Several people I know are prepping (and some still thinking about it) for National Novel Writing Month. If you’ve never done it, but have an interest in writing, have tried writing, or are a writer, I encourage you to give it a go.
I will not be participating this year. I have a slightly different reason than I’ve given before: I have to spend a lot of time practicing ukulele if I’m going to be ready for this year’s holiday party.
See, every year I write an original Christmas Ghost Story to read at the party, and I challenge others planning to attend to have a story (or song, or skit, or something else) to share with the group. A few years back C.D. recruited a bunch of people to do a music-accompanied play, which was quite fun. in the years since, more people are bringing instruments to play music for everyone. And one of the ideas I’ve had sitting on my list was a story narrated by a character who is a performer… Why not make it a mini musical, I thought?
So a few weeks back I finally wrote the first song, and now I’m working on the script (and trying to get more music finished for it). If I’m going to sing this year’s story, as it were, then I need to be a lot better at the ukulele part than I currently am.
I should mention that my friend, C.D., has offered to help whenever I’ve mentioned that I’m struggling with the music. And when a man who has won regional blues guitar competitions offers, I suppose one ought to accept. But I want to do my part correctly.
And last night (with a little recomposition), I managed to get all the way through the first song (the only one completed) with only a couple of awkward chord changes, so I’m feeling much less nervous about the whole thing.

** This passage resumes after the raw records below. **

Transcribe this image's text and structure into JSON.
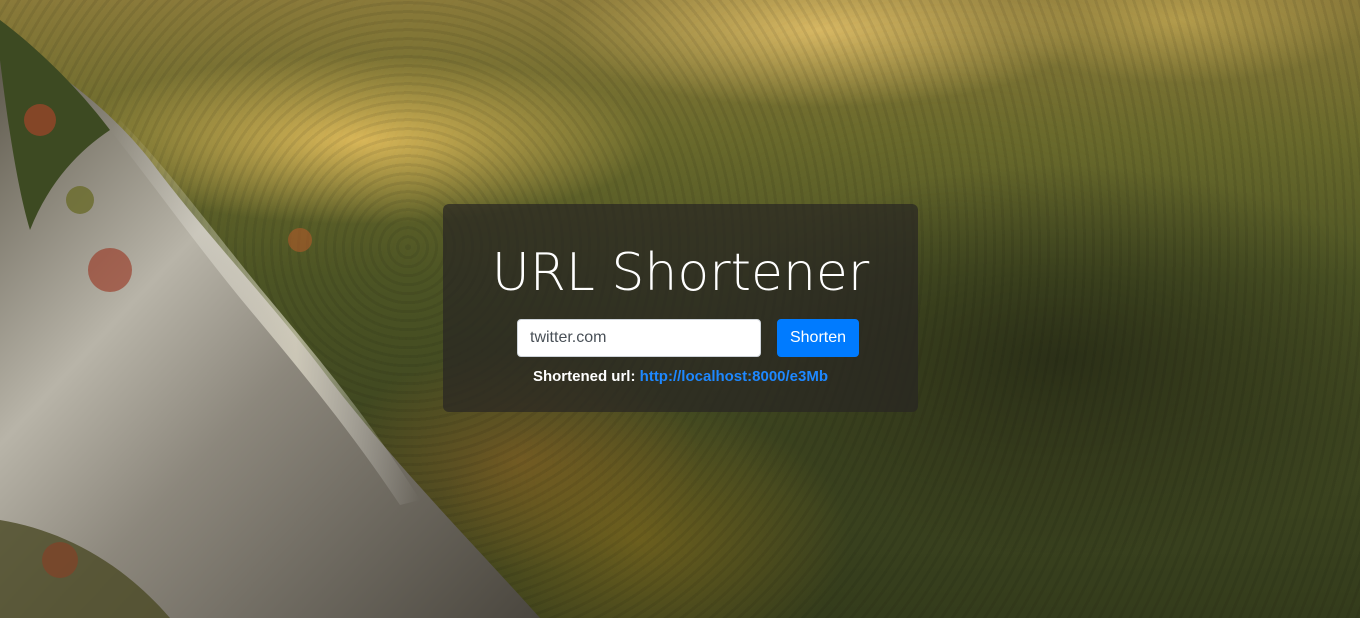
{
  "app": {
    "title": "URL Shortener"
  },
  "form": {
    "url_value": "twitter.com",
    "submit_label": "Shorten"
  },
  "result": {
    "label": "Shortened url:",
    "link_text": "http://localhost:8000/e3Mb"
  },
  "colors": {
    "primary": "#007bff",
    "link": "#1e88ff",
    "card_background": "rgba(40,38,34,0.72)",
    "title_text": "#ffffff"
  }
}
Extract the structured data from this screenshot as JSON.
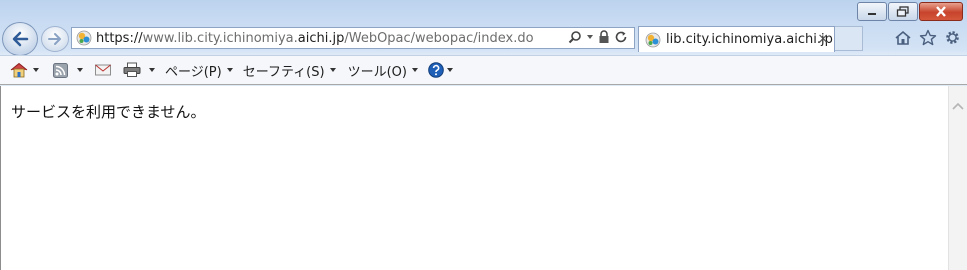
{
  "window": {
    "minimize_icon": "minimize-icon",
    "restore_icon": "restore-icon",
    "close_icon": "close-icon"
  },
  "address_bar": {
    "url_scheme": "https://",
    "url_pre": "www.lib.city.ichinomiya.",
    "url_host": "aichi.jp",
    "url_path": "/WebOpac/webopac/index.do"
  },
  "tab": {
    "title": "lib.city.ichinomiya.aichi.jp",
    "close_label": "×"
  },
  "command_bar": {
    "page_label": "ページ(P)",
    "safety_label": "セーフティ(S)",
    "tools_label": "ツール(O)"
  },
  "page": {
    "message": "サービスを利用できません。"
  },
  "colors": {
    "frame": "#c8dbf2",
    "close_button": "#c7442b",
    "help_icon": "#1e5fb8"
  }
}
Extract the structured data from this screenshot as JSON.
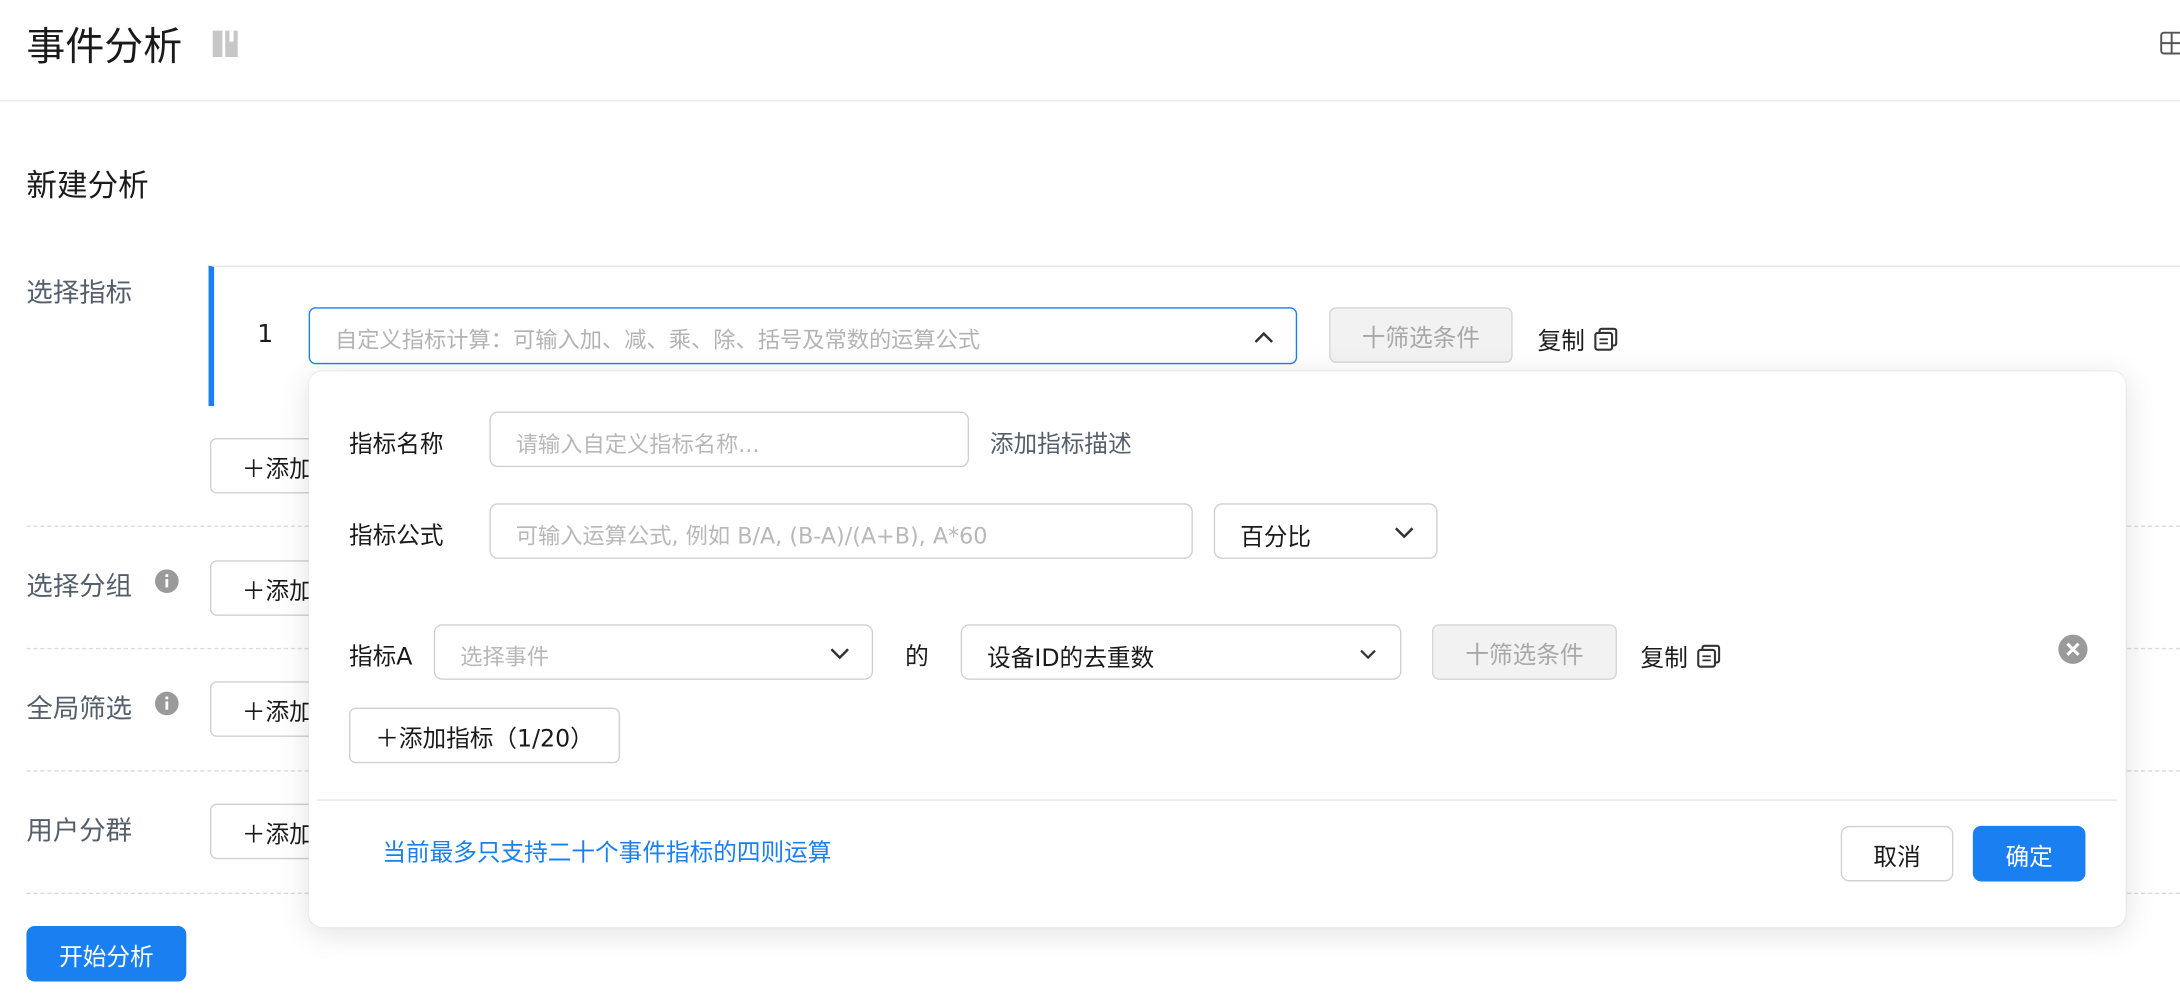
{
  "header": {
    "title": "事件分析",
    "book_icon": "book-icon",
    "grid_icon": "grid-add-icon"
  },
  "section": {
    "title": "新建分析"
  },
  "rows": {
    "metrics_label": "选择指标",
    "group_label": "选择分组",
    "filter_label": "全局筛选",
    "segment_label": "用户分群",
    "info_icon": "info-icon"
  },
  "metric_item": {
    "index": "1",
    "formula_placeholder": "自定义指标计算：可输入加、减、乘、除、括号及常数的运算公式",
    "filter_button": "十筛选条件",
    "copy_label": "复制"
  },
  "add_buttons": {
    "metrics": "＋添加",
    "group": "＋添加",
    "filter": "＋添加",
    "segment": "＋添加"
  },
  "start_button": "开始分析",
  "popup": {
    "name_label": "指标名称",
    "name_placeholder": "请输入自定义指标名称...",
    "add_description": "添加指标描述",
    "formula_label": "指标公式",
    "formula_placeholder": "可输入运算公式, 例如 B/A, (B-A)/(A+B), A*60",
    "format_select": "百分比",
    "metric_a_label": "指标A",
    "event_placeholder": "选择事件",
    "of_text": "的",
    "measure_select": "设备ID的去重数",
    "filter_button": "十筛选条件",
    "copy_label": "复制",
    "add_metric_button": "＋添加指标（1/20）",
    "hint": "当前最多只支持二十个事件指标的四则运算",
    "cancel": "取消",
    "confirm": "确定"
  },
  "colors": {
    "accent": "#1a7ff0",
    "muted_text": "#555e6b",
    "placeholder": "#b3b3b3"
  }
}
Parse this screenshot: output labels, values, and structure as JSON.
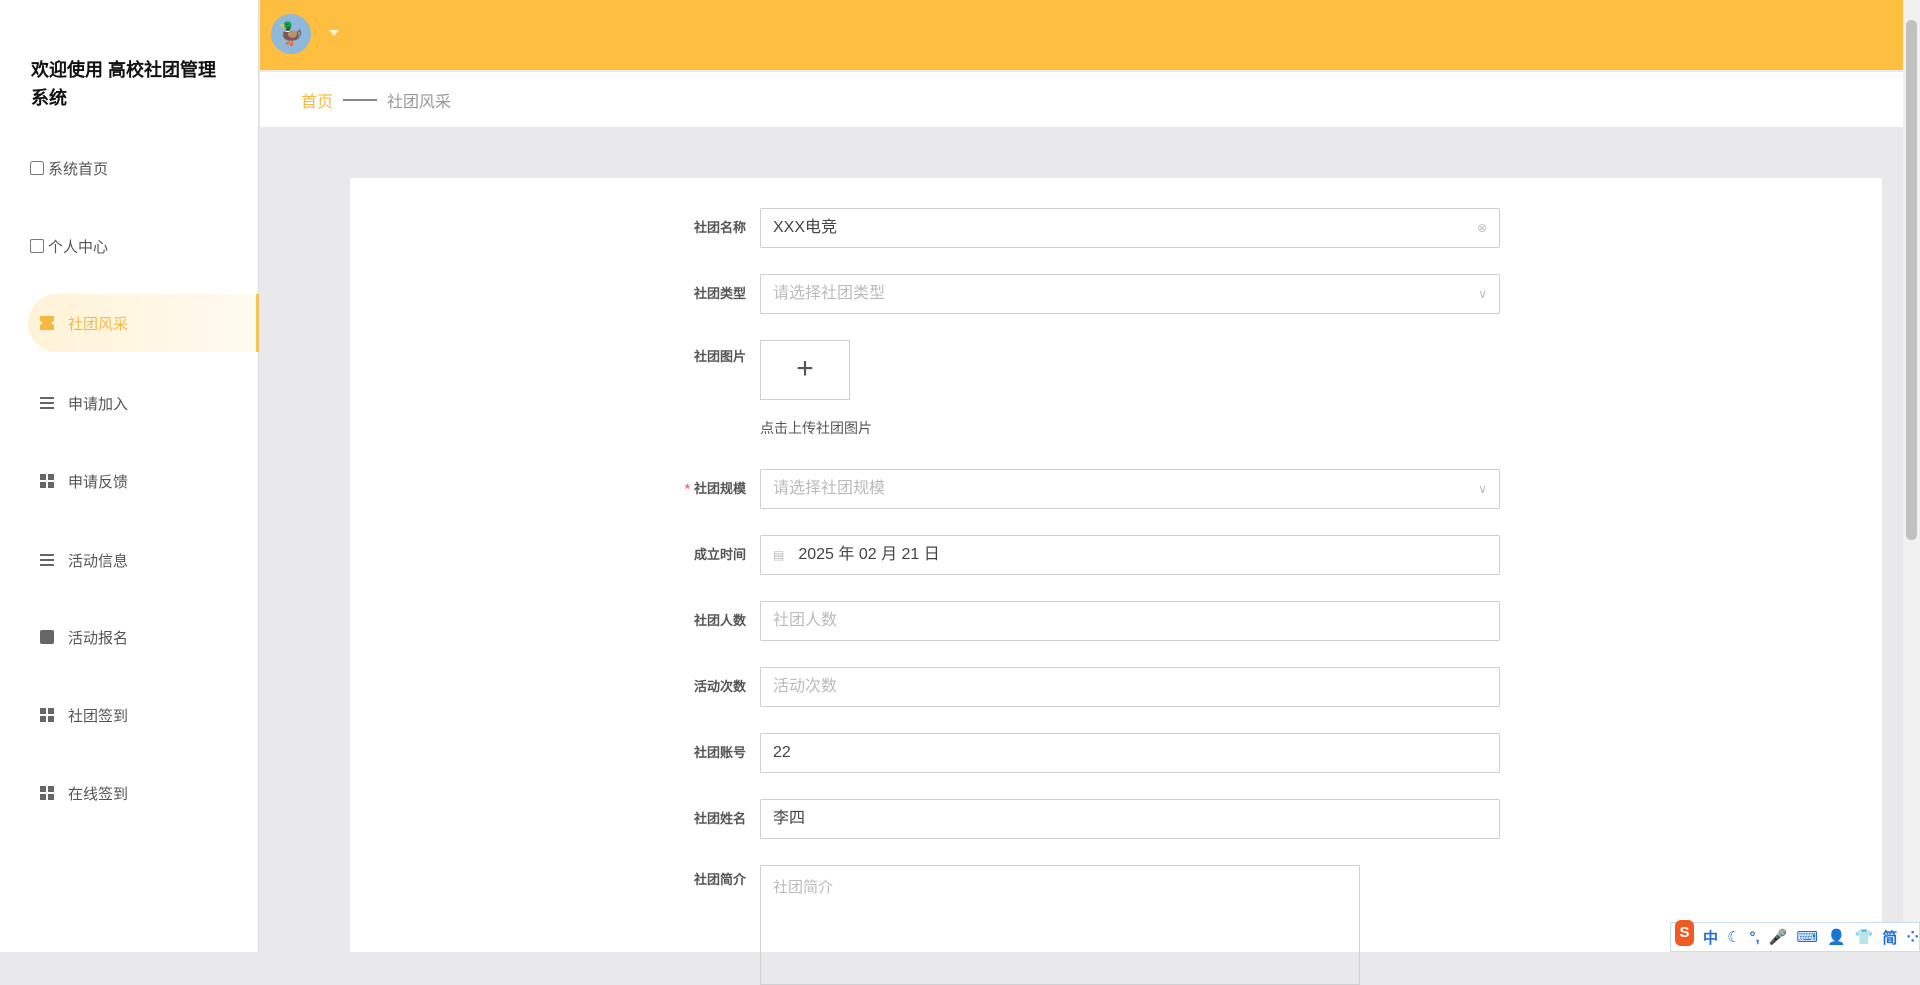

My history with the uke is a little weird, but illustrative of my life in music in general. I usually blame my eclectic musical experience and knowledge on my dad’s career in petroleum industry, best summed up by: ten elementary schools in four different states. At the beginning of fourth grade we lived in a school district where musically-inclined students were encouraged to join orchestra. I started learning to play the viola. I had had some tutelage in how to read music, and one of my grandmothers had taught me how to find middle C and plunk a very simple melody on the piano before this, but viola in fourth grade was where the teaching got serious.
And then, just a couple months into the school year, we moved.
The new district didn’t do orchestra. For music they taught ukulele. I tried to get into the class, but the teacher didn’t want me to start a few months behind the others. With the help of a classmate, I convinced the teacher a few weeks later that I could catch up, and so for the next several months I was learning to strum chords.
Until we moved again. In fifth grade the school we were at offered band, where the music teacher convinced me and my parents that I should play trumpet. All the schools I attended afterward had band, so you would think I was set.
Except when I got to my first High School (9th Grade), the band had something like two dozen trumpet players out of a total band of about 36 students. A couple of us trumpets were talked into trying baritone, and by the end of the year I was switching between baritone horn, susaphone, and trumpet.
The next school had band, orchestra, a separate pep band, and a jazz band. That’s when I starting playing reed instruments, occasionally wandering into other brass instruments (including trombone and French horn, which are very, very different then the other brass, playing wise).
And like many teen-age American boys, I tried my hand at guitar for a bit. It was very much like the uke, except more strings. Unlike all the various wind instruments, I never got what I considered competent at guitar.
A few years ago, because I was hanging out with a friend who needed his mandolin repaired, I wound up picking up a uke off the wall in a store, and was pleasantly surprised that I remembered how to play a couple of chords. Next thing I know, I had bought a ukulele.
I haven’t been practicing it as much as I ought. Part of the problem is not having a deadline. Which is another reason I decided to write this story this way. I had originally thought to keep it a secret, and spring it on people. Except I know me, if I leave myself the out of not doing it if I don’t feel ready, I won’t practice.
But if I tell people I’ll do it, well, now I have the kind of incentive that works for me.